The ending is satisfying without being overly tidy, without being one-size-fits-all for characters who have spent this whole trilogy coming in different sizes. And...I really appreciate the way people with common goals don't always trust each other, don't always like each other--and are sometimes very grumpy at the compromises they have to make with each other. The world is like that; the world of fiction too often finds it difficult to be both satisfying and realistic, but I think Horizon manages both. With lots of astonishing creatures and feats of derring-do in between.
Please consider using our link to buy Horizon from Amazon.
Location: Wales, UK
Describe yourself in five sentences or less: I'm Lucy, I'm a 38-year old woman who is trying to figure out this whole 'life' thing. I'm bisexual and poly, living in Wales with my partners. I'm a home maker, love to bake and cook, and am a huge sci-fi fan. I really enjoy playing board games, I'm learning to knit, trying to learn German and I'm also a little obsessed with journals/planners right now.
Top 5 fandoms: OK as of right now? Doctor Who, Stargate, Marvel/DC, MacGyver and Lucifer. There's loads more and I will happily chat your ears off about the things I love :)
I mostly post about: My family, mental health, movies/tv and just... life in general
I rarely post about: I always try not to post about politics and religion. I was always taught never to discuss them.
My three last posts were about: Star Trek Discovery, moving house, a random compliment from one of my partners.
How often do you post? Usually a couple of times a week but I've been absent recently due to moving house
How about commenting? Probably about 75% of the time, if I've got something to say, I'll say it :)
( It is long, so I will cut it )
Meanwhile in other language news, a much worse crisis: when I accepted Firefox's invitation to speed it up by "refreshing" it (which has indeed worked), it didn't mention that this would include getting rid of Adblocker and my add-on for pretending to be in Norway so I can watch the skiing when it is not at a convenient time on Eurosport (or I need more skiing). This would be a minor annoyance were it not that the new version of Firefox is incompatible with said widget.
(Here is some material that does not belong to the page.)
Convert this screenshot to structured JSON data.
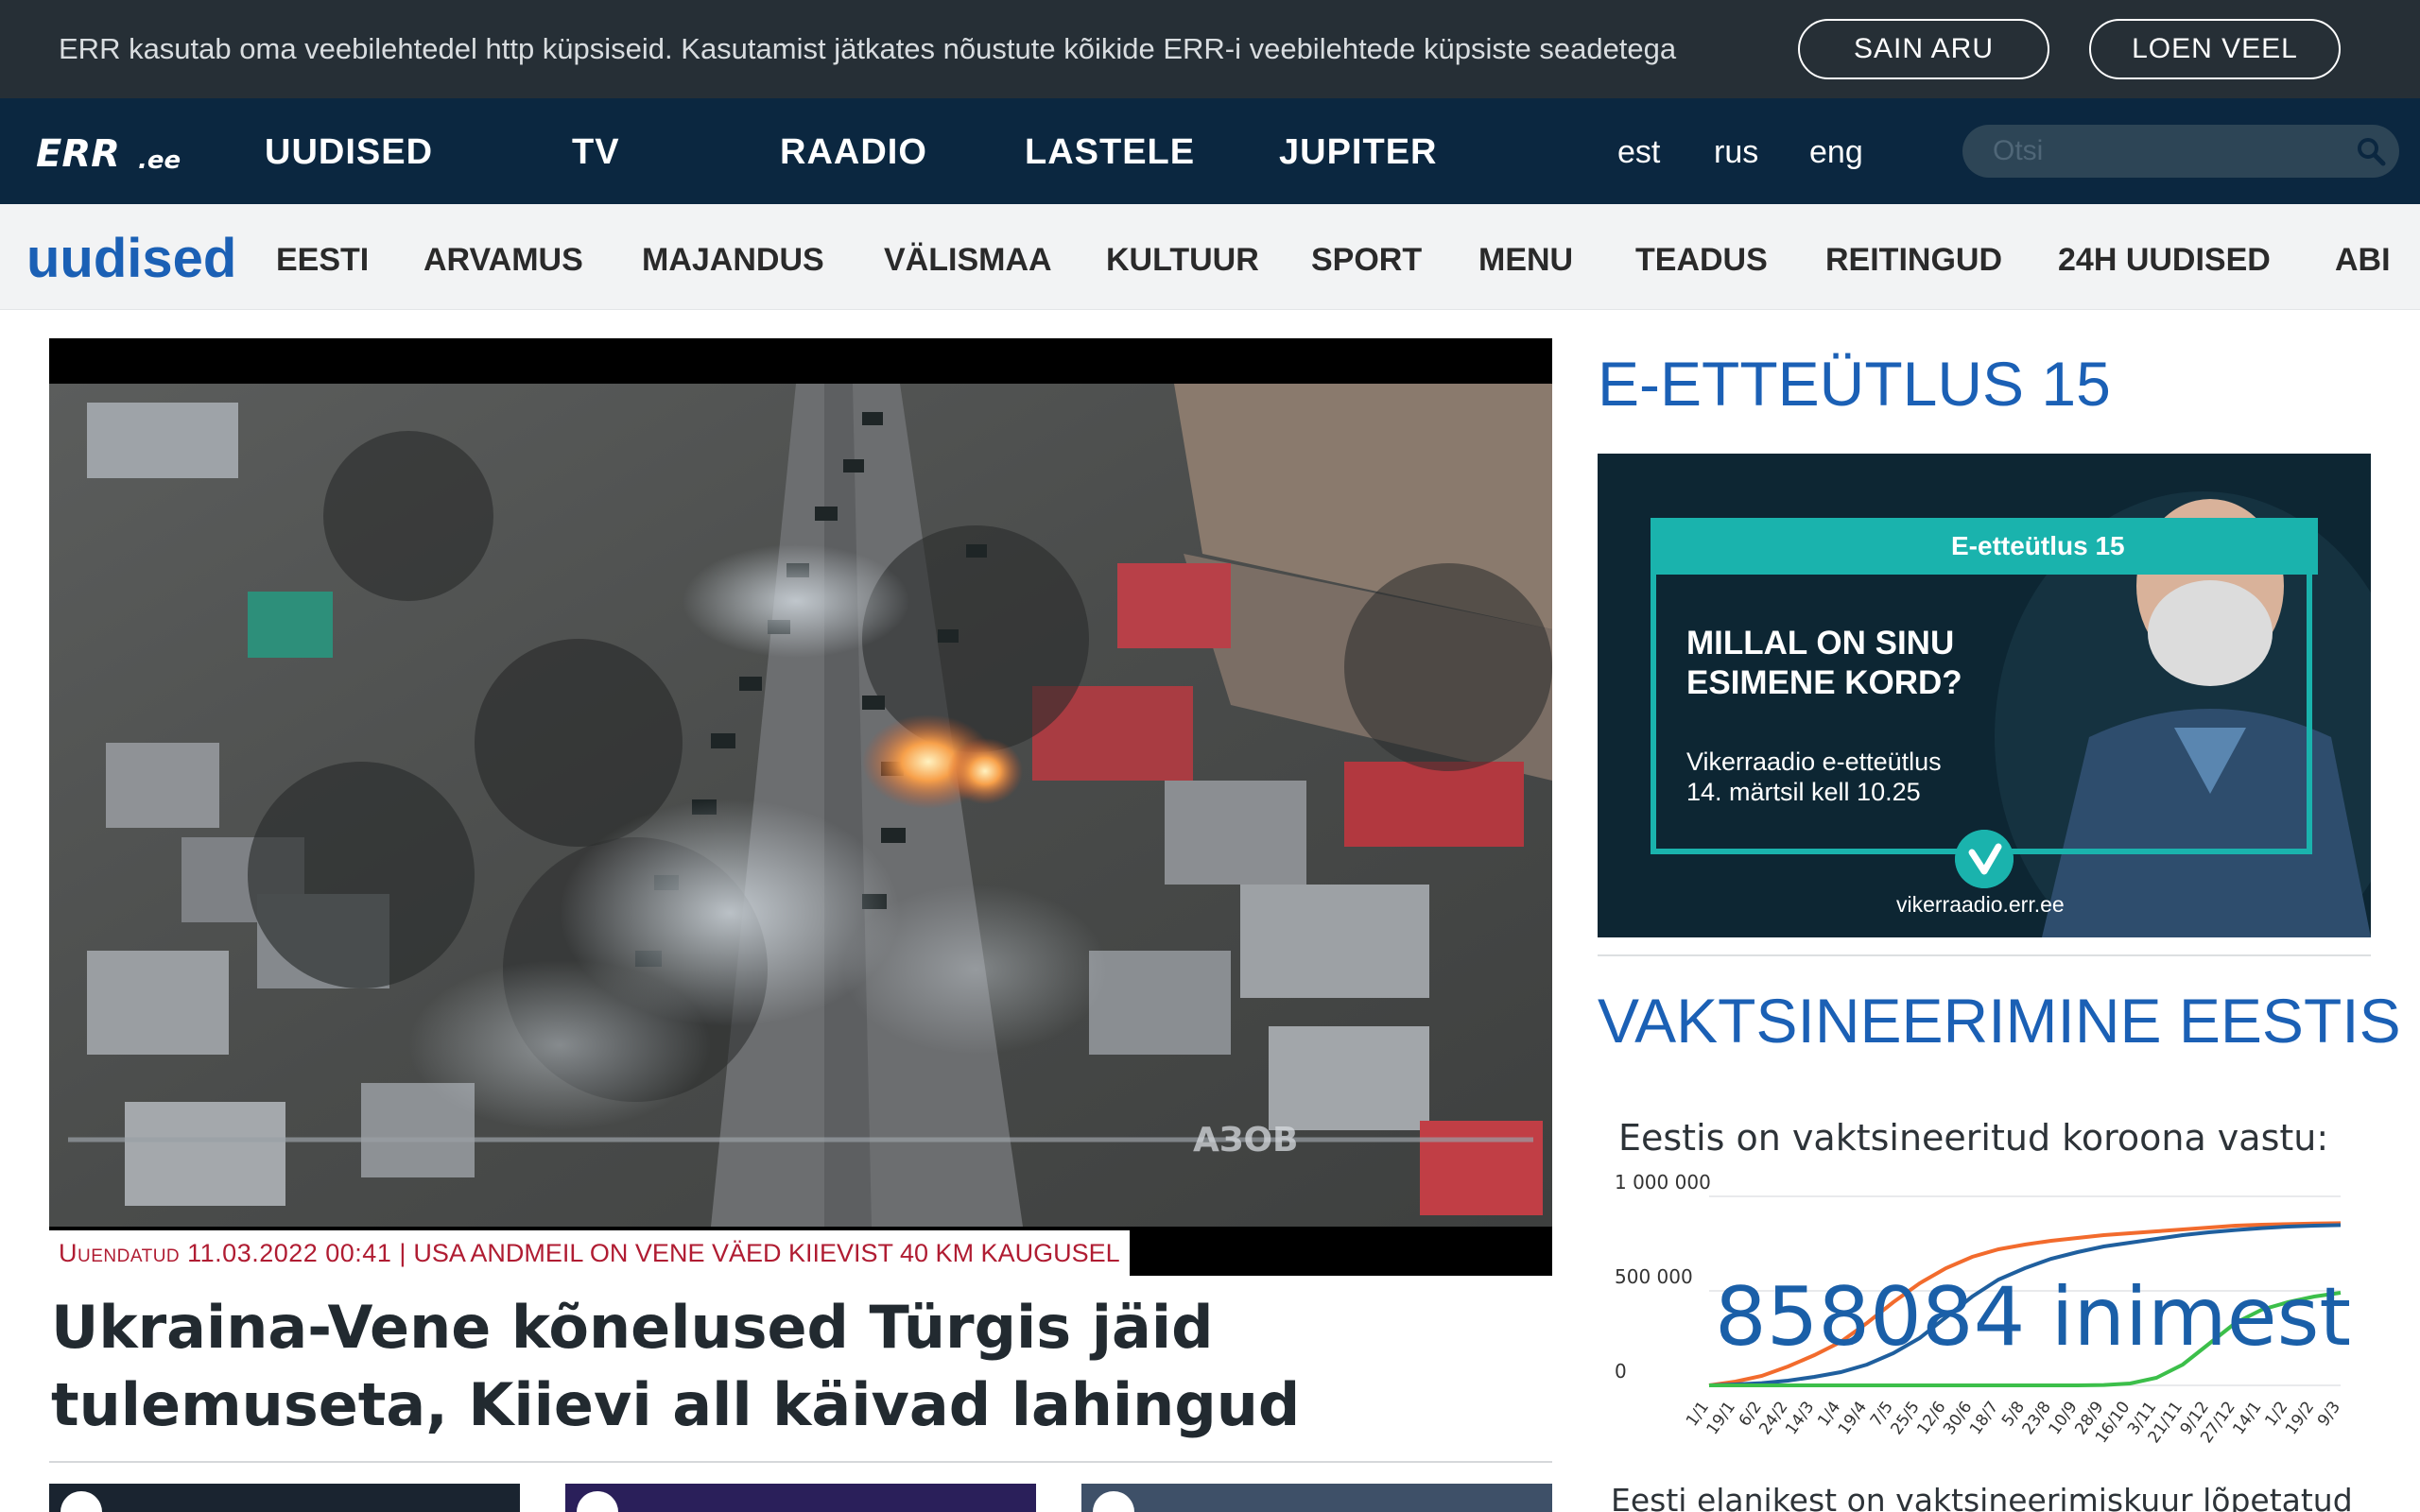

Aargh! Apparently there is something similar I can do with Chrome so I will try that, but I do feel that "By the way, you will lose everything you customised to make it work for you" was something they could have mentioned.
*At least once I had done the Deutsche Welle test myself to check I'm at the required level, because I'm not sure I believe it really.
**Students get much cheaper classes through the university. I could do them too, except I can't because they are when I am at work.
***There were a couple of people last year who might potentially work in Germany or Austria one day, but they would be doing so in English.